4]. Accordingly, the Court relies on the paralegal rate
listed in the EAJA application ($90 per hour), which seems
like an appropriate rate. [ECF No. 33, Ex. 3]. At these rates,
for 35.95 hours of work, Counsel's fee would have been
$6, 329.00. Based on the contingent-fee agreement, however,
Counsel requests $34, 684.25. While 35.95 hours is not an
insignificant investment of time, it falls within the normal
range for social security cases.Furthermore, this case was
not particularly complex, which is underscored by the fact
that a paralegal initially drafted the briefs and Counsel
spent a relatively short amount of time revising them.
Moreover, the result in this case was exceptionally large,
fortuitously so, in light of the time invested. The requested
fee amount seems disproportionate to the time actually spent
on the case, even taking into account the very successful
outcome for the claimant.

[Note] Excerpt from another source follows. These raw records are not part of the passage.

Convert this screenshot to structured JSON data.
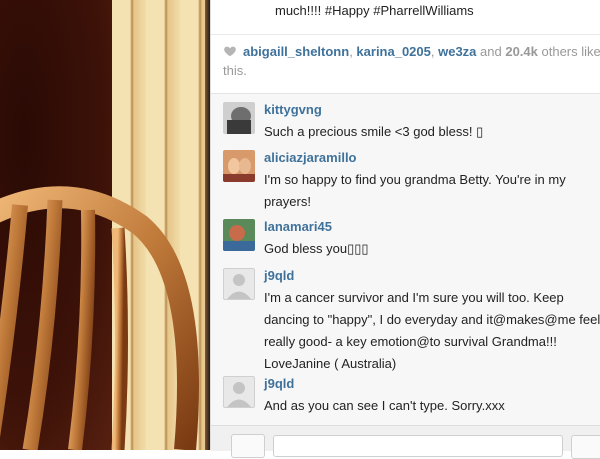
{
  "post": {
    "caption": "much!!!! #Happy #PharrellWilliams"
  },
  "likes": {
    "users": [
      "abigaill_sheltonn",
      "karina_0205",
      "we3za"
    ],
    "sep1": ", ",
    "sep2": ", ",
    "and_text": " and ",
    "count": "20.4k",
    "suffix": " others like this."
  },
  "comments": [
    {
      "username": "kittygvng",
      "text": "Such a precious smile <3 god bless! ▯"
    },
    {
      "username": "aliciazjaramillo",
      "text": "I'm so happy to find you grandma Betty. You're in my prayers!"
    },
    {
      "username": "lanamari45",
      "text": "God bless you▯▯▯"
    },
    {
      "username": "j9qld",
      "text": "I'm a cancer survivor and I'm sure you will too. Keep dancing to \"happy\", I do everyday and it@makes@me feel really good- a key emotion@to survival Grandma!!! LoveJanine ( Australia)"
    },
    {
      "username": "j9qld",
      "text": "And as you can see I can't type. Sorry.xxx"
    }
  ]
}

It would result in 5.445 times the
normal hourly rate, or an attorney's hourly rate of $1,
905.75 and a paralegal's hourly rate of $490.05. For

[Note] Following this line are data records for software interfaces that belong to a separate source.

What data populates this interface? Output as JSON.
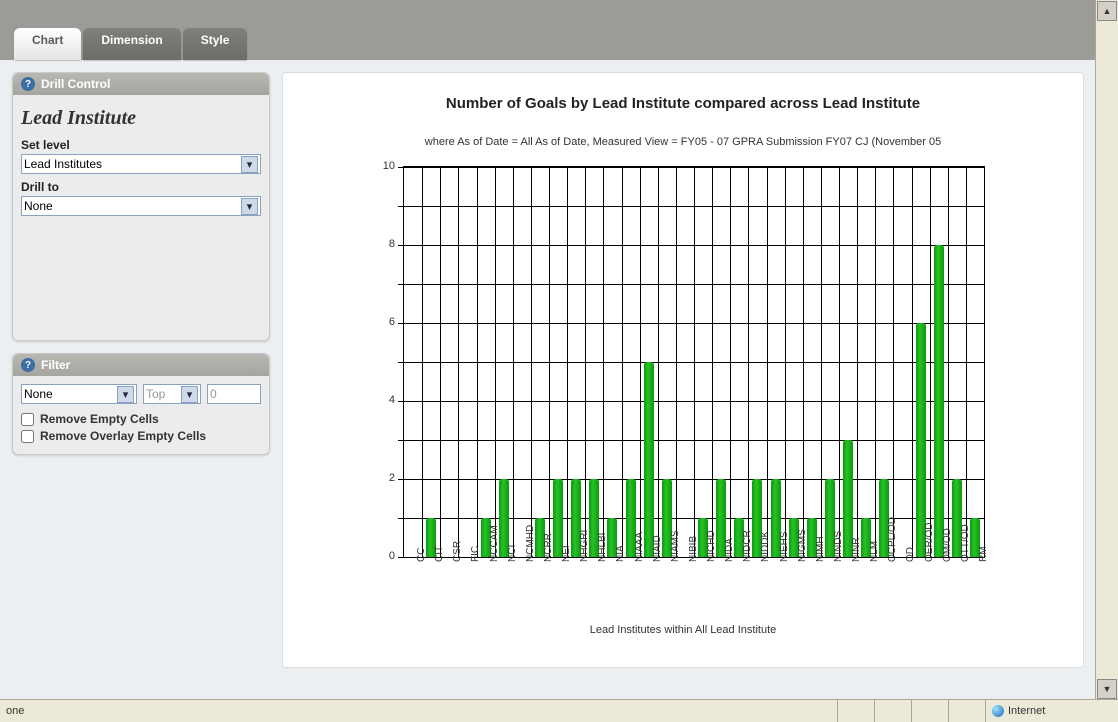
{
  "tabs": {
    "chart": "Chart",
    "dimension": "Dimension",
    "style": "Style"
  },
  "drill": {
    "panel_title": "Drill Control",
    "heading": "Lead Institute",
    "set_level_label": "Set level",
    "set_level_value": "Lead Institutes",
    "drill_to_label": "Drill to",
    "drill_to_value": "None"
  },
  "filter": {
    "panel_title": "Filter",
    "scope_value": "None",
    "dir_value": "Top",
    "count_value": "0",
    "remove_empty_label": "Remove Empty Cells",
    "remove_overlay_label": "Remove Overlay Empty Cells"
  },
  "chart_data": {
    "type": "bar",
    "title": "Number of Goals by Lead Institute compared across Lead Institute",
    "subtitle": "where As of Date = All As of Date,  Measured View = FY05 - 07 GPRA Submission FY07 CJ (November 05",
    "xlabel": "Lead Institutes within All Lead Institute",
    "ylabel": "",
    "ylim": [
      0,
      10
    ],
    "yticks_major": [
      0,
      2,
      4,
      6,
      8,
      10
    ],
    "categories": [
      "CC",
      "CIT",
      "CSR",
      "FIC",
      "NCCAM",
      "NCI",
      "NCMHD",
      "NCRR",
      "NEI",
      "NHGRI",
      "NHLBI",
      "NIA",
      "NIAAA",
      "NIAID",
      "NIAMS",
      "NIBIB",
      "NICHD",
      "NIDA",
      "NIDCR",
      "NIDDK",
      "NIEHS",
      "NIGMS",
      "NIMH",
      "NINDS",
      "NINR",
      "NLM",
      "OCPL/OD",
      "OD",
      "OER/OD",
      "OM/OD",
      "OTT/OD",
      "RM"
    ],
    "values": [
      0,
      1,
      0,
      0,
      1,
      2,
      0,
      1,
      2,
      2,
      2,
      1,
      2,
      5,
      2,
      0,
      1,
      2,
      1,
      2,
      2,
      1,
      1,
      2,
      3,
      1,
      2,
      0,
      6,
      8,
      2,
      1
    ]
  },
  "status": {
    "left": "one",
    "zone": "Internet"
  }
}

these reasons, the Court finds that the contingent-fee award
is unreasonable in light of the time worked, and a reduction

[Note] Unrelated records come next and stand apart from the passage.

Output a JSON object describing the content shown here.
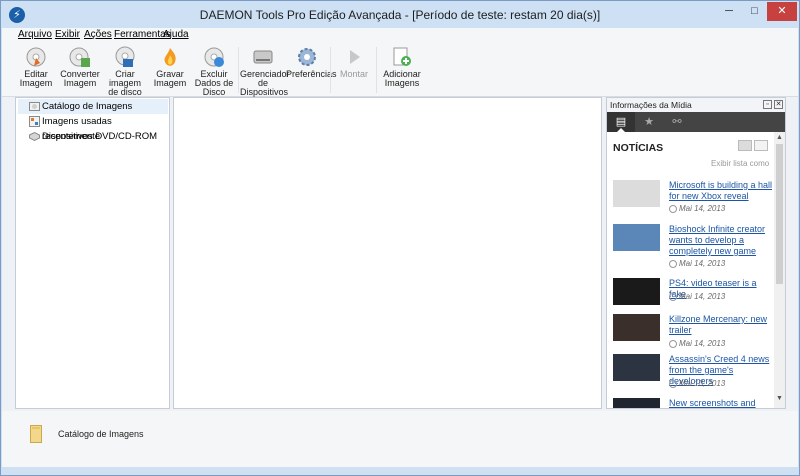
{
  "window": {
    "title": "DAEMON Tools Pro Edição Avançada - [Período de teste: restam 20 dia(s)]",
    "app_icon": "lightning-icon",
    "minimize_glyph": "─",
    "maximize_glyph": "□",
    "close_glyph": "✕"
  },
  "menu": {
    "items": [
      "Arquivo",
      "Exibir",
      "Ações",
      "Ferramentas",
      "Ajuda"
    ]
  },
  "toolbar": {
    "items": [
      {
        "label": "Editar\nImagem",
        "icon": "edit-image-icon",
        "enabled": true
      },
      {
        "label": "Converter\nImagem",
        "icon": "convert-image-icon",
        "enabled": true
      },
      {
        "label": "Criar imagem\nde disco",
        "icon": "create-image-icon",
        "enabled": true
      },
      {
        "label": "Gravar\nImagem",
        "icon": "burn-image-icon",
        "enabled": true
      },
      {
        "label": "Excluir\nDados de\nDisco",
        "icon": "erase-disc-icon",
        "enabled": true
      },
      {
        "label": "Gerenciador\nde\nDispositivos\nVirtuais",
        "icon": "virtual-device-manager-icon",
        "enabled": true
      },
      {
        "label": "Preferências",
        "icon": "gear-icon",
        "enabled": true
      },
      {
        "label": "Montar",
        "icon": "mount-play-icon",
        "enabled": false
      },
      {
        "label": "Adicionar\nImagens",
        "icon": "add-images-icon",
        "enabled": true
      }
    ]
  },
  "tree": {
    "items": [
      {
        "label": "Catálogo de Imagens",
        "icon": "image-catalog-icon",
        "selected": true
      },
      {
        "label": "Imagens usadas recentemente",
        "icon": "recent-images-icon",
        "selected": false
      },
      {
        "label": "Dispositivos DVD/CD-ROM",
        "icon": "dvd-drive-icon",
        "selected": false
      }
    ]
  },
  "media_panel": {
    "title": "Informações da Mídia",
    "restore_glyph": "▫",
    "close_glyph": "✕",
    "tabs": [
      {
        "icon": "document-icon",
        "glyph": "▤",
        "active": true
      },
      {
        "icon": "star-icon",
        "glyph": "★",
        "active": false
      },
      {
        "icon": "link-icon",
        "glyph": "⚯",
        "active": false
      }
    ],
    "news_heading": "NOTÍCIAS",
    "view_hint": "Exibir lista como",
    "news": [
      {
        "title": "Microsoft is building a hall for new Xbox reveal",
        "date": "Mai 14, 2013",
        "thumb_color": "#dcdcdc"
      },
      {
        "title": "Bioshock Infinite creator wants to develop a completely new game",
        "date": "Mai 14, 2013",
        "thumb_color": "#5b86b8"
      },
      {
        "title": "PS4: video teaser is a fake",
        "date": "Mai 14, 2013",
        "thumb_color": "#1a1a1a"
      },
      {
        "title": "Killzone Mercenary: new trailer",
        "date": "Mai 14, 2013",
        "thumb_color": "#3a2f2a"
      },
      {
        "title": "Assassin's Creed 4 news from the game's developers",
        "date": "Mai 13, 2013",
        "thumb_color": "#2b3440"
      },
      {
        "title": "New screenshots and",
        "date": "",
        "thumb_color": "#1f2630"
      }
    ]
  },
  "status": {
    "label": "Catálogo de Imagens",
    "icon": "folder-icon"
  },
  "colors": {
    "link": "#1c55a5",
    "close_button": "#c7413f",
    "panel_tabs": "#444444"
  }
}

is appropriate in this case to avoid a windfall.
determining what reduction is appropriate, “[t]here is
no mathematical answer to guide [the Court] or the lawyers in
what is allowed and what is not.” Ezekiel, 853
F.Supp.2d at 180-81. The Court finds the approach used in
Weed, 2016 WL 3919849, at *2, *3 (approving $30,
197.50 for 25.6 hours of attorney time, resulting in an
hourly rate of $1, 279.56), Ezekiel, 853 F.Supp.2d
at 181 (determining that the requested $49, 704 was too large
in comparison to the 3.1 hours worked, and ultimately
approving an hourly rate of $395.16), and Nichols,
2016 WL 5374119, at *3 (finding $11, 378.50 to be too large
in comparison to the 3.6 hours worked, and ultimately
approving an hourly rate of $1, 185.00), to be instructive.
In those cases, the judges determined that a reduction was
appropriate to avoid a windfall and ultimately awarded three
times a reasonable hourly rate for the hours worked as listed
in the EAJA applications. Applying this approach-awarding
three times the hourly rate of $350 for Counsel and $90 for
paralegal-the resulting award in this case would be
$18, 988.50. In light of the exceptionally good result
achieved here, the Court finds that an additional enhancement
of $5, 000 is warranted. The resulting award is $23, 988.50.
The Court believes that three times Counsel's normal
hourly rate and the paralegal's hourly EAJA rate, plus an
enhancement for the exceptionally good outcome, comports with
Gisbrecht by avoiding a windfall, adequately
accounts for the risk of taking cases on a contingency fee
basis, and ...